This book presents a theory of mental health to the professionals who have to deal with, day in and day out, stresses in their workplace. Phil Barker and Poppy Buchanan published the Tidal Theory.
The problems of being human is based on self-reflection. This is where self-esteem, self-image, and self-concepts are studied, which leads to possible conclusions being drawn based on the phenomenon variables. In addition to information being collected on data as conducted in the study groups. reflected in a glass, darkly where the individuals makes the sense of themselves by asking themselves who they are and their purpose in the world . This is the look in a mirror analogy where our reflections tell more about us and makes us ask ourselves many questions and answer then in turn; Psychiatry and the colonisation of self, which gives a range of setting in biological experience, genetic make-up, cognitive in mind set-up and factors of socialization helping in explaining the personal story of psychiatric setting; Neuroscientific triumphalism, peoples characterises and traits problems based on biochemical imbalance or the brain chemistry continues to subject our culture ,amazingly chemistry will explain our tongue slip in the near future; mental illness as a metaphor where the aspect of cultural antecedents, problem of leaving, colonisation and power are solely discussed to show the degree of mental illness in respect to the care model to be adopted in solving this problem (Barker & Buchanan-Barker, 2004).

I actually have corrected the section above that to the best of my ability.
according to grammerly it is a lot left.
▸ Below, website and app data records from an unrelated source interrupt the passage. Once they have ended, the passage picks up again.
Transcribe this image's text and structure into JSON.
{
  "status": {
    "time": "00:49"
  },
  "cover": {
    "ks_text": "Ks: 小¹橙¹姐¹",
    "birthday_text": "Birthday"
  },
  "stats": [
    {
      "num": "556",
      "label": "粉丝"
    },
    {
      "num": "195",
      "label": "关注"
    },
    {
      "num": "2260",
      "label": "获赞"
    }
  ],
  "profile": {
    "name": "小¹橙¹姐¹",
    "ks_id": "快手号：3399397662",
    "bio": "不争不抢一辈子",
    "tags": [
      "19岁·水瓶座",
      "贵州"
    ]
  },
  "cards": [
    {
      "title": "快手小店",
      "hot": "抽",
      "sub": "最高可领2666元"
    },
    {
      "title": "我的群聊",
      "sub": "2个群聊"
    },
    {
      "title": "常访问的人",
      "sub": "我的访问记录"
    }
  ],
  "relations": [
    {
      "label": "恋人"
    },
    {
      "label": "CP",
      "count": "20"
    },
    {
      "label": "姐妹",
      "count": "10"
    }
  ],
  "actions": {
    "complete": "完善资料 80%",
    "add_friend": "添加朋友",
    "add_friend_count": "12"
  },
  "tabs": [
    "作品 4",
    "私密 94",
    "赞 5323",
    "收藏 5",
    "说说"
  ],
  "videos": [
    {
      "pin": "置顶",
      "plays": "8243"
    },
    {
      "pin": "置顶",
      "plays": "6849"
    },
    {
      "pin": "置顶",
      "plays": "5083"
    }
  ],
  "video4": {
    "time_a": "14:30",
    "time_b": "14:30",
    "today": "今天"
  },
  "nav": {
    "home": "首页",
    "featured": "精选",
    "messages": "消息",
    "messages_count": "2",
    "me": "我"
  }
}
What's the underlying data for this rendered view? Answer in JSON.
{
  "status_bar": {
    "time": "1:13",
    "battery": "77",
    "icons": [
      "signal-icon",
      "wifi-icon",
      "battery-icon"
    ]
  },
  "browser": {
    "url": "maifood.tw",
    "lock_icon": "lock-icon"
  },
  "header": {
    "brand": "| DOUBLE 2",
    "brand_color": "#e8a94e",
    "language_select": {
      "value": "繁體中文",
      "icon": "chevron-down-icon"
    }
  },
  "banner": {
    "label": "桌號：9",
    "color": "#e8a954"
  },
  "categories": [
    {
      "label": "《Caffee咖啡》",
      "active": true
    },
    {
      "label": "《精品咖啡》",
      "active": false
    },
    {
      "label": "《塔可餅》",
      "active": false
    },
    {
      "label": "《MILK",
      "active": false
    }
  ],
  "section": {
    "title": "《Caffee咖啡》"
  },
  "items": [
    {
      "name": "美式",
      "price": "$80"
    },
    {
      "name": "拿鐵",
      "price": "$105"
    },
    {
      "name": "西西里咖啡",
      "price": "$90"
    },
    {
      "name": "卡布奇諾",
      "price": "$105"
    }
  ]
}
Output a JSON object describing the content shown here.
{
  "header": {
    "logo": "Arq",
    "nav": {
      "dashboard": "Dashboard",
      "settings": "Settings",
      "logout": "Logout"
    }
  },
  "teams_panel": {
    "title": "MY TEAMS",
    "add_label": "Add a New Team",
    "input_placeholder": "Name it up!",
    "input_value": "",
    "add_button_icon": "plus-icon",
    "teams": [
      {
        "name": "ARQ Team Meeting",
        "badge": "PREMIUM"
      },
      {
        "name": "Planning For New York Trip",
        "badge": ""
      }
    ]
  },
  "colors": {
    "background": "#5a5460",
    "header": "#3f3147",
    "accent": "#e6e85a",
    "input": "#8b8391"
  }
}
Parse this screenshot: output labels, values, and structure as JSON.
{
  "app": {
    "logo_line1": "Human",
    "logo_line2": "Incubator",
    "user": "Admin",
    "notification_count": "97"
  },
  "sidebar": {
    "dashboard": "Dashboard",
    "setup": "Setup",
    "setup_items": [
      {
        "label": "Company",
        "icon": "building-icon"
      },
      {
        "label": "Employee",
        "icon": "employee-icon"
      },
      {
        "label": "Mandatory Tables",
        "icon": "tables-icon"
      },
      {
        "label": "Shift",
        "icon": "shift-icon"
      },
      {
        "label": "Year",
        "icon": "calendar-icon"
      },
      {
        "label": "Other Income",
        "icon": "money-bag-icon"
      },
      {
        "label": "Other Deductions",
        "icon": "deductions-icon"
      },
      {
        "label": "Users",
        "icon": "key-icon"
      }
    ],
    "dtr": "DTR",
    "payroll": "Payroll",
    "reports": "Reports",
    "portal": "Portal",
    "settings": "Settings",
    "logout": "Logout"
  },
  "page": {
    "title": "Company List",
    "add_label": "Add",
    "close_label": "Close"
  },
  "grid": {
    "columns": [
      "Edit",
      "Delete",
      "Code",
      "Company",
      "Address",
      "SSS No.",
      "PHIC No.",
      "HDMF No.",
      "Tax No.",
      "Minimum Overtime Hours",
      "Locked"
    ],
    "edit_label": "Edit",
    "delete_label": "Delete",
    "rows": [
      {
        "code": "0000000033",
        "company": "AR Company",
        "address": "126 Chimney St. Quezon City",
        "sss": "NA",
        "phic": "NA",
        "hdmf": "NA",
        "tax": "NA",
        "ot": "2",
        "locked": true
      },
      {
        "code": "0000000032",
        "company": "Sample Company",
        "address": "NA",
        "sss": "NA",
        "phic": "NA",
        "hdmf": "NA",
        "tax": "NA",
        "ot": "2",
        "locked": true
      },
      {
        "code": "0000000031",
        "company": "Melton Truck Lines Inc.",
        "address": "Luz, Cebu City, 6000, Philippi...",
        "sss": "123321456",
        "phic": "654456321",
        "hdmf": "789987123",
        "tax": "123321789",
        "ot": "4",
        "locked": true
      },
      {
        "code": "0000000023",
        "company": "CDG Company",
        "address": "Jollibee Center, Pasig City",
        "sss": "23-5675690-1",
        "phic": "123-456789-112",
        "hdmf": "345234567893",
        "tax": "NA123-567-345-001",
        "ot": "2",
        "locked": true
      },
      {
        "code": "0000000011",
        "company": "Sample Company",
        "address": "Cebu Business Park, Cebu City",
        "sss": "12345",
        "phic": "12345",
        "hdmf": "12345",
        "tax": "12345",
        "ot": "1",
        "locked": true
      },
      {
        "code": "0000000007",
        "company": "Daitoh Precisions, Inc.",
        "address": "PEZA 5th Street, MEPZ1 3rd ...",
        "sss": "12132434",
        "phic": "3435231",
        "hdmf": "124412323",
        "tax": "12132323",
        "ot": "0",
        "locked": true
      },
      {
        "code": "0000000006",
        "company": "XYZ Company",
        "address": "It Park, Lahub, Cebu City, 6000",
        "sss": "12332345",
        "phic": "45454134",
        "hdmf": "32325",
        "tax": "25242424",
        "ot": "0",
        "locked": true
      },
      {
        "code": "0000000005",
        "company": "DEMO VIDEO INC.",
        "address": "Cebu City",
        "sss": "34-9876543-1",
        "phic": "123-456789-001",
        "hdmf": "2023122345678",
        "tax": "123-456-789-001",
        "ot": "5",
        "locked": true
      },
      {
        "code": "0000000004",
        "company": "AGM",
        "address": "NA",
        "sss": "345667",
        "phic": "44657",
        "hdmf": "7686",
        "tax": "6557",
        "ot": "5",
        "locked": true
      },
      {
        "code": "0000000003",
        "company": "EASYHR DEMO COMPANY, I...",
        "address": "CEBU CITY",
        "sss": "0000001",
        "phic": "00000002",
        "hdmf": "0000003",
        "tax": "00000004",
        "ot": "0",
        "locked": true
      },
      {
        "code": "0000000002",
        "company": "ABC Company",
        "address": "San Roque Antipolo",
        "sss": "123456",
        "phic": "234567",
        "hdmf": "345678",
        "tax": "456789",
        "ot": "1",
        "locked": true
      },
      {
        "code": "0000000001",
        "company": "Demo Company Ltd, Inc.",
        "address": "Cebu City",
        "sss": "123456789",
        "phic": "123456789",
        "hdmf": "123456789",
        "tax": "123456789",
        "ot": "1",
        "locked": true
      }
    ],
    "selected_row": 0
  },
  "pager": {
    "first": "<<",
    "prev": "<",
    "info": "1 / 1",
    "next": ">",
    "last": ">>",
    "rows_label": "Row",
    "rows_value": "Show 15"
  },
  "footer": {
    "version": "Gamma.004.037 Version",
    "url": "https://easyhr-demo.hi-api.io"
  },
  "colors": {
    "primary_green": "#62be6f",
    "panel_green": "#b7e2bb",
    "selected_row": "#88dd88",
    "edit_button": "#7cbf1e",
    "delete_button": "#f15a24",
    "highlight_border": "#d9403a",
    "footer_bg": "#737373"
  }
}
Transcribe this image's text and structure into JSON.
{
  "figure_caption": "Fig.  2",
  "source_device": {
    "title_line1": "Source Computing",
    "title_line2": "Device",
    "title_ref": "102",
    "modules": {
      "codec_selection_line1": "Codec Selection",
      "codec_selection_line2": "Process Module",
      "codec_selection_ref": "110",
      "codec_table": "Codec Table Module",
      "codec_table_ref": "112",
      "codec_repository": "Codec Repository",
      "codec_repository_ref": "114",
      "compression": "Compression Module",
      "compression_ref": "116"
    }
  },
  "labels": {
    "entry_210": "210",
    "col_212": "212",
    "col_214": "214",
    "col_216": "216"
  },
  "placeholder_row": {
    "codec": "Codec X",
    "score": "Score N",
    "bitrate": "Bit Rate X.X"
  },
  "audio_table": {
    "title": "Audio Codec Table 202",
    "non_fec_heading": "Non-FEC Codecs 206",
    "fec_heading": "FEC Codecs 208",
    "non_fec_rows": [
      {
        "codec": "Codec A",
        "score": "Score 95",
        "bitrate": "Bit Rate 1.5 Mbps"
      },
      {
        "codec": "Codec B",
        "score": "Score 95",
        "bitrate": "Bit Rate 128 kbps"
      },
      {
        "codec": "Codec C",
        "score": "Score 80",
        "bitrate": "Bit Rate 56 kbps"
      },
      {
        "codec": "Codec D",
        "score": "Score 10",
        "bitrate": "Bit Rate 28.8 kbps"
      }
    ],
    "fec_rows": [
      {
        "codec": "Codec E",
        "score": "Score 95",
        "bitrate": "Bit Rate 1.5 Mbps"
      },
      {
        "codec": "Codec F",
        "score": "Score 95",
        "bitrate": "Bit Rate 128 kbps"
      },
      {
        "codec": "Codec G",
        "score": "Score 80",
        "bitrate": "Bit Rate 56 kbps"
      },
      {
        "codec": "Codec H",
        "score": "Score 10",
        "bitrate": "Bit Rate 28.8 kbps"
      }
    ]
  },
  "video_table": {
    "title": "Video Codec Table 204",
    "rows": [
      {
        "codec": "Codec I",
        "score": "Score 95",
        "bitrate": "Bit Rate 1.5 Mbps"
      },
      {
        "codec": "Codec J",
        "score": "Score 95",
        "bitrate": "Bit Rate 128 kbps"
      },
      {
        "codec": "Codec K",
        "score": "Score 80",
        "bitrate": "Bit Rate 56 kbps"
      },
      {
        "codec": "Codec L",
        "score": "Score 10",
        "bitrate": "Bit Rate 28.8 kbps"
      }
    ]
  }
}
The information is also not cited. it needs to be cited completely. that entire paragraph i posted was a run on sentence.
There are a lot of mistakes.
Please go through the entire paper and check on the grammar as well.